  • Most painters have favorite brushes and distinct brush preferences. Some of these preferences may be purely sentimental. I have a Grumbacher “Gainsborough” size 16 China bristle that I bought over forty year ago. I treat it well and enjoy using it. I am also not very fond of synthetic bristle, probably just because it is synthetic and unnatural. But there is another, quite objective, reason behind brush preferences. There is a very real relationship between paints and the brushes used to apply them. Natural hair and natural bristle brushes behave very differently from synthetic fibre brushes. Oil paints and acrylic paints also behave very differently. Nobody who has tried out different brushes and different paints would argue about this. It is probably also the case that natural fibre brushes work best with oils and synthetic fibre brushes work best with acrylics. Paint made with natural media—oil and resin—wants (or at least deserves) natural brushes. And paint made with synthetic media begs for synthetic brushes. Synthetic brushes have a somewhat different feel from natural brushes—they lack the snap of a hog bristle brush and the soft synthetics flex differently from sable and ox hair. My personal preference is for the natural bristle or hair brushes when painting in oil. Natural bristle responds beautifully to oil and resin. And properly cleaned after use, a natural bristle brush can last for decades, like my favorite Grumbacher, The issue with acrylics is very different. Given the use of water as a thinner and a cleaner in acrylic painting, a good natural bristle brush will have its characteristic snap at the beginning of a painting session but will gradually become more and more soft, even mushy, as painting progresses and water affects the bristles. A synthetic bristle will be impervious to the water and will retain its feel throughout the session. It is a good idea not to use the same brushes for oils and acrylics, given that cleaning procedures are different for oils and acrylics and that there is often some paint residue left in the bristles up close to the ferrule even if they are well cleaned. If you paint in both oil and acrylic, have two distinct sets of brushes, regardless of whether you choose to paint with only one kind of brush, natural or synthetic. I keep a full set of natural brushes with my oils and a full set of synthetic brushes with my acrylics. Any thoughts from others? What are your brush preferences?
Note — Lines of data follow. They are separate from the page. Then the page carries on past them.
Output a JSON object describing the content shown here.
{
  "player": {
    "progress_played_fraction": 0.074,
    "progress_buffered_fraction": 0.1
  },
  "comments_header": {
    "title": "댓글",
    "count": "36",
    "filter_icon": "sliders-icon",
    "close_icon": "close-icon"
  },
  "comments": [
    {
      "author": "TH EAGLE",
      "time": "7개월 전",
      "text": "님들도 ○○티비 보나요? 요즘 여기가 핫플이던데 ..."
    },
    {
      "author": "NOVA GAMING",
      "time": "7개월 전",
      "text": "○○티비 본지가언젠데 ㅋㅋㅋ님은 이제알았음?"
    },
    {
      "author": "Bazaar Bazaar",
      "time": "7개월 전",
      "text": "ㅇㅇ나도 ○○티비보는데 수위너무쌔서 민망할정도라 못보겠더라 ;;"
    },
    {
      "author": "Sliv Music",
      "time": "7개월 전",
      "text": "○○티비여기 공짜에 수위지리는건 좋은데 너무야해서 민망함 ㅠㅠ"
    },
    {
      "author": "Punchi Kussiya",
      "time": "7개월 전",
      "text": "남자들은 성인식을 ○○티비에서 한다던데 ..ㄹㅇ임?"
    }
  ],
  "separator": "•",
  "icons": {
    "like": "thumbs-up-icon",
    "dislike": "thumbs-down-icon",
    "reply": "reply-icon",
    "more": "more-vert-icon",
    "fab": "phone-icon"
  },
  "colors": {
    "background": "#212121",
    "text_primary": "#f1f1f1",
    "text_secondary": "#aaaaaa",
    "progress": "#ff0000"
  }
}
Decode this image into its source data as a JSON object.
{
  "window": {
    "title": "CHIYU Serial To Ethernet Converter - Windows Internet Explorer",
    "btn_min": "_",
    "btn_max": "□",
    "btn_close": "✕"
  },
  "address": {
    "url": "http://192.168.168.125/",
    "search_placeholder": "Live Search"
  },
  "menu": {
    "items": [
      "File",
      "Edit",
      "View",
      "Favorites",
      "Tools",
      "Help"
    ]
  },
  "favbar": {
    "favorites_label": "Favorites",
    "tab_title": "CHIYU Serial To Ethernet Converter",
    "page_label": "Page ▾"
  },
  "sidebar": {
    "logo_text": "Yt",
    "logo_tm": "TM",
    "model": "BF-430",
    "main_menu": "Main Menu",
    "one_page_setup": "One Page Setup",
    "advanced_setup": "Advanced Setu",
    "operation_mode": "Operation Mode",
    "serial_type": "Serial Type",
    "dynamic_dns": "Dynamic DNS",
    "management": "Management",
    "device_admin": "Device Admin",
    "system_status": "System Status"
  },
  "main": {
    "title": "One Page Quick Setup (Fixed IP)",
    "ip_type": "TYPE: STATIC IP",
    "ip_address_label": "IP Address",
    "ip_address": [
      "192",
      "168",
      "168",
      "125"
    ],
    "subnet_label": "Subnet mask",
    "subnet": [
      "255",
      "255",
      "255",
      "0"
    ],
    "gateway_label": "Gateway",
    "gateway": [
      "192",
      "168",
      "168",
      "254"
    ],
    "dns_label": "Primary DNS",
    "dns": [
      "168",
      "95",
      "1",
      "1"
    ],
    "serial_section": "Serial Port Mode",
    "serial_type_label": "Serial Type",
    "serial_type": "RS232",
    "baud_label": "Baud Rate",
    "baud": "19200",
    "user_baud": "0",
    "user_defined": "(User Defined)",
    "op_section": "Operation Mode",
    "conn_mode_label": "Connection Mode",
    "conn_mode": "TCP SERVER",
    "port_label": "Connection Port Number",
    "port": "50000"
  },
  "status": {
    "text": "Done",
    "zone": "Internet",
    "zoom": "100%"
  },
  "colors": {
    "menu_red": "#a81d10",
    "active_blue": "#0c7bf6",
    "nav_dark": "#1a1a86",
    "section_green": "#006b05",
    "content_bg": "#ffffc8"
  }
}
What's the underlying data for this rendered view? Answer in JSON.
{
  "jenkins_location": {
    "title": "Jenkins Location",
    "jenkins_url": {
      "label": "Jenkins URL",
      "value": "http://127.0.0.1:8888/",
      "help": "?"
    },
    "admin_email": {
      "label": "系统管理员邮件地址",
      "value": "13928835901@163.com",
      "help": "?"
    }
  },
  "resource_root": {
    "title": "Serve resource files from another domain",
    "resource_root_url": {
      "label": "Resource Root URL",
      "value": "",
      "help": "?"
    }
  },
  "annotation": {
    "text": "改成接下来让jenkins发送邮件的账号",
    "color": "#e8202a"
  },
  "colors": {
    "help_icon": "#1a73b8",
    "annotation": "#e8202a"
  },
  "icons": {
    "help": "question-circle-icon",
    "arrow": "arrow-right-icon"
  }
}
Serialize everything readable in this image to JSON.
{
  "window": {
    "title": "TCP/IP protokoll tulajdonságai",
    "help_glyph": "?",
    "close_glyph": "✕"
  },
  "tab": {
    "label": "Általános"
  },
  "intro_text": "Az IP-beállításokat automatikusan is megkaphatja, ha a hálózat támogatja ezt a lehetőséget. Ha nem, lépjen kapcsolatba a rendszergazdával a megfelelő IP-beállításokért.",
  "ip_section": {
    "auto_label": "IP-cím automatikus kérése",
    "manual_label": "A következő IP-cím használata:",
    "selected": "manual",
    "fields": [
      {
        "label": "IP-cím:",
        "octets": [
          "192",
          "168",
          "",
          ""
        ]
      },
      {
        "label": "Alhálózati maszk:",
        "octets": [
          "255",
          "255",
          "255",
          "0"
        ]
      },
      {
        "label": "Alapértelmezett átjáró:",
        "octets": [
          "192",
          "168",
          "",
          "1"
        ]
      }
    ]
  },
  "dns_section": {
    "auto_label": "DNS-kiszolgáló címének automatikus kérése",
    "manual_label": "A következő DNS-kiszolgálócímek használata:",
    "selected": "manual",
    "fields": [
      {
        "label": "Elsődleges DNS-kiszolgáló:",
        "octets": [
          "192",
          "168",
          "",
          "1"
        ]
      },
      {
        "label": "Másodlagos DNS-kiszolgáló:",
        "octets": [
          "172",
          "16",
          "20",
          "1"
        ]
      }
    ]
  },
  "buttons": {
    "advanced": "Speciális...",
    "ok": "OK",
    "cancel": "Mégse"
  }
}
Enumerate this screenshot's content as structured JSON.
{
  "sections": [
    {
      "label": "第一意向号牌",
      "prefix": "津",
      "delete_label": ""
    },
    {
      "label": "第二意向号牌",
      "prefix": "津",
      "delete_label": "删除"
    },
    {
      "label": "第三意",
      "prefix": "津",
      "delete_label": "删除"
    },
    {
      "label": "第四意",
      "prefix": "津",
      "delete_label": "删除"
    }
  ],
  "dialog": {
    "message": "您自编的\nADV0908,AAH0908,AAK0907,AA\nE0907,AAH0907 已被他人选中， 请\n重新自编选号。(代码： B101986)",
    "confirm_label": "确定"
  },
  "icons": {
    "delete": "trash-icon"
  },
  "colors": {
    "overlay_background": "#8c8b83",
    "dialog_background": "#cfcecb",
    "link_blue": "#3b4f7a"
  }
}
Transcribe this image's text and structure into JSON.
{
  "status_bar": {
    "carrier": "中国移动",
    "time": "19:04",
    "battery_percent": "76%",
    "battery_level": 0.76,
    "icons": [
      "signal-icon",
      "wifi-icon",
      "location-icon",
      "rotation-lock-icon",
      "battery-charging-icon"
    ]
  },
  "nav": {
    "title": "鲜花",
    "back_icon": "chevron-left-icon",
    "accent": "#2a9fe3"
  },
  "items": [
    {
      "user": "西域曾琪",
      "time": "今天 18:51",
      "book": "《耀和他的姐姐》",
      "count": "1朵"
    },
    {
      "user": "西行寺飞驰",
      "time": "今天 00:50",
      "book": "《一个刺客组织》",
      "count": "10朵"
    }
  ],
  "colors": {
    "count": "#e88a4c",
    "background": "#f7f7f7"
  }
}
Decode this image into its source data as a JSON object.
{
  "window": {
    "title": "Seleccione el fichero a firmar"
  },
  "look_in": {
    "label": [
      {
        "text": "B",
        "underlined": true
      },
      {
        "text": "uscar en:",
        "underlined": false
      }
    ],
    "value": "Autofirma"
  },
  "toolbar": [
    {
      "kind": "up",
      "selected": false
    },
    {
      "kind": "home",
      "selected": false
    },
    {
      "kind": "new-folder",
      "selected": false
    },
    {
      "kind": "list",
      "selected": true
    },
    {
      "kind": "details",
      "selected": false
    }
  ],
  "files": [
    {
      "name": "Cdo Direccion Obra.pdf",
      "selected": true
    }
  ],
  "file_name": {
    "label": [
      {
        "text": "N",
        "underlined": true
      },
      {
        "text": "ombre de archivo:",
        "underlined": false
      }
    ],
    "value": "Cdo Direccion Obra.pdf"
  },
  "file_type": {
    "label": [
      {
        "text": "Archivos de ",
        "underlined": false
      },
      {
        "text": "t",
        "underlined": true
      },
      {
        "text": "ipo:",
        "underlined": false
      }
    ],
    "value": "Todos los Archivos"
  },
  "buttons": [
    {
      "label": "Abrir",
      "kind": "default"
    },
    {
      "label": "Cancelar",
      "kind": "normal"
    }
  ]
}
  • Hi all, My father in law recently passed away and one of the things we received was this sketch of my wife's grandmother. I've been trying to find the history behind the sketch but the family doesn't know much about it. I saw you had a Janet Johnson exhibition and while the signature appears to be off from what I can see the sketch is dated from 1956 and my wifes family is from the Chicago, IL area. Any ideas on if this could be the same Janet Johnson or does anyone have info that could point me towards the correct artist?